A couple hours later, I called back, made the right guesses on the voicemail menu and got through to the Second Customer Service Rep. When I told her what I wanted to make an appointment to get have somebody out and install two Cable Cards (and give back my crappy-ass Scientific Atlanta HD-DVR Cable Box in the process) she had trouble understanding the concept of a Cable Card, much less two. When she did, she said this: “I can’t help you, the computer form only allows me to enter one Cable Card for a service call, not two. You’ll have to take the Cable Box down to The Local Office Of The Cable Company and they will trade you two Cable Cards for it.”
Cool! I thought. I can watch the TiVo HD today!
ONE WEEK EARLIER
THE LOCAL OFFICE OF THE CABLE COMPANY
A couple of hours later — after we had watched a couple of shows that were still lingering on the old, crappy-ass Scientifc Atlanta HD-DVR Cable Box — Rox and I drove down to the dodgy part of town to The Local Office of The Cable Company.
They are renovating The Local Office of The Cable Company, so we waited for about 15 minutes — crappy-ass Scientific Atlanta HD-DVR Cable Box tucked under my arm — in a hallway that pretty much defined “cramped” before we was finally ushered into a very small two-desk office to talk to the Very Nice Man From The Cable Company.
The Very Nice Man From The Cable Company told me that — despite what the Second Customer Service Rep told me over the phone — nope, I couldn’t swap the crappy-ass Scientific Atlanta HD-DVR Cable Box for two Cable Cards. They would have to send a Cable Guy to our apartment after all. When I pointed out that I was only there because of what The Second Customer Rep told me, he said that an email had been sent out that very day, and she must not have read it. But, since she had told me to come all the way down to the Local Office of The Cable Company in person, The Very Nice Man From The Cable Company was going to make sure that they didn’t charge me for the visit.
I should like to point out that these people want to also be my Phone Company and my ISP. Why is it that all of the companies that want to converge my all of my services into a giant gray void have trouble doing even a single thing correctly?

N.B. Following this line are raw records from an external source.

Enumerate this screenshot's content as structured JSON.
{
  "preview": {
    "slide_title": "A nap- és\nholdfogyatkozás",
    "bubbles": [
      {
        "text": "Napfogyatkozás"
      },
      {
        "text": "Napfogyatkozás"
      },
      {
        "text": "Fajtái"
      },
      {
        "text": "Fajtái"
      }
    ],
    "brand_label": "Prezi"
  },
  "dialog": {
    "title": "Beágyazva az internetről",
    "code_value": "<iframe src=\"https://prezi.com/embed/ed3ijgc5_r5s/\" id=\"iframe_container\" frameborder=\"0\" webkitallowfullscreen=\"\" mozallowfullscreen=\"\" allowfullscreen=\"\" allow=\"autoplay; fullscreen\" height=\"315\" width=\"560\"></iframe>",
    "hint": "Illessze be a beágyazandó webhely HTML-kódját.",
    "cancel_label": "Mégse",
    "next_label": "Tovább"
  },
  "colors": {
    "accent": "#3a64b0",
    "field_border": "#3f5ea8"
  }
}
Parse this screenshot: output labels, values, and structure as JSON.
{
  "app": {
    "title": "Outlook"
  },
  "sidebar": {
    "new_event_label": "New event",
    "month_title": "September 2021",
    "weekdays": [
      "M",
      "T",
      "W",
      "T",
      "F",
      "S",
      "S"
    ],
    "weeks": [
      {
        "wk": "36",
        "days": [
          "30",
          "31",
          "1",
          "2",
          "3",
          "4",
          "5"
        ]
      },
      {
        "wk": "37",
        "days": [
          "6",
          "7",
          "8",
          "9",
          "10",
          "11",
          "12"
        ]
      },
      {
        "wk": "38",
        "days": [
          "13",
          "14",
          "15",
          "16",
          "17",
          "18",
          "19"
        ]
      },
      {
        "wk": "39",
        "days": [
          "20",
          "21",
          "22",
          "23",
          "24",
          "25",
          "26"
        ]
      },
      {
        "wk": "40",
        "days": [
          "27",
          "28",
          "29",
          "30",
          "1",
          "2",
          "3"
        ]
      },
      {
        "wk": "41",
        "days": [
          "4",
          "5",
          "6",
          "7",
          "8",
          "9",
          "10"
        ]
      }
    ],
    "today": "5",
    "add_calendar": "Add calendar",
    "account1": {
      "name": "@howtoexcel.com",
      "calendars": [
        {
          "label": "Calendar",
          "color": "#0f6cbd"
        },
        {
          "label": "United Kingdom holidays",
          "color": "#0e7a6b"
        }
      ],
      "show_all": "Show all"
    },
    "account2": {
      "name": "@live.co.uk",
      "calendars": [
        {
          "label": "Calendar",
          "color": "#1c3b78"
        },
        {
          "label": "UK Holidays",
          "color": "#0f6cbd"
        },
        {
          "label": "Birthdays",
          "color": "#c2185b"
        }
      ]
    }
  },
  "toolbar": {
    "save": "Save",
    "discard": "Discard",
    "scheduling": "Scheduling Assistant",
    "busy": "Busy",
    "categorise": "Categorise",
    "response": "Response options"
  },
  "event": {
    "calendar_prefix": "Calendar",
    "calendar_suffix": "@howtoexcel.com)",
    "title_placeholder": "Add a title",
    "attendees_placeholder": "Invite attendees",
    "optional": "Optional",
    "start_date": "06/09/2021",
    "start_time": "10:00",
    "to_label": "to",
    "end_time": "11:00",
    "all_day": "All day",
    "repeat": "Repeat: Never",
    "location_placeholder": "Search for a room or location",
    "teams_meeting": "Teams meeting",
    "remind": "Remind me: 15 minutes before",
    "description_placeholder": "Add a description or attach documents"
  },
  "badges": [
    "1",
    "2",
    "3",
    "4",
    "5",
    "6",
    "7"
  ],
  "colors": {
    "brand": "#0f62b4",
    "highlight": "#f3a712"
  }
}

Anyways, since I have to you know, work during the week, The Very Nice Man From The Cable Company scheduled me to have The Cable Guy come to my apartment between 8:00am – 10:00am on Saturday.
When 10:00am rolled around, and the Cable Guy hadn’t shown up, I called The Cable Company. After 20 minutes on hold, I got the Third Customer Service Rep, who told me that they would have to reschedule.
So I yelled. And he put me on hold. And I fumed and cursed.
After several minutes, the Third Customer Service Rep told me that, whaddya know?, a Cable Guy — actually, I’m pretty sure that this was a Replacement Cable Guy — was on his way. The Replacement Cable Guy would be there in just a few minutes. If I would just be patient. He was on his way. Meaning, for the love of the gods, please don’t yell again and will you get off the phone already? I grumbled, and said OK, and hung up.
A very short while later, The Replacement Cable Guy showed up, installed the Cable Cards, and was gone within about 30 minutes. He actually spent most of that time on hold with The Cable Company, waiting to talk to an Actual Human Being. That’s right — The Cable Company is so fracked up that their installers have to waste time waiting on hold. How does that make any sense at all? Still, he was great, telling me that he actually liked the crappy-ass Scientific Atlanta HD-DVR Cable Box, but his son preferred the TiVo, and he knew exactly what he was doing.
So far, it’s all working fine, though there was a weird thing yesterday where the TiVo suddenly didn’t get basic cable for a few hours. It was still getting the digital and HD stuff, and the TV was still getting basic cable, but that seems to have cleared up.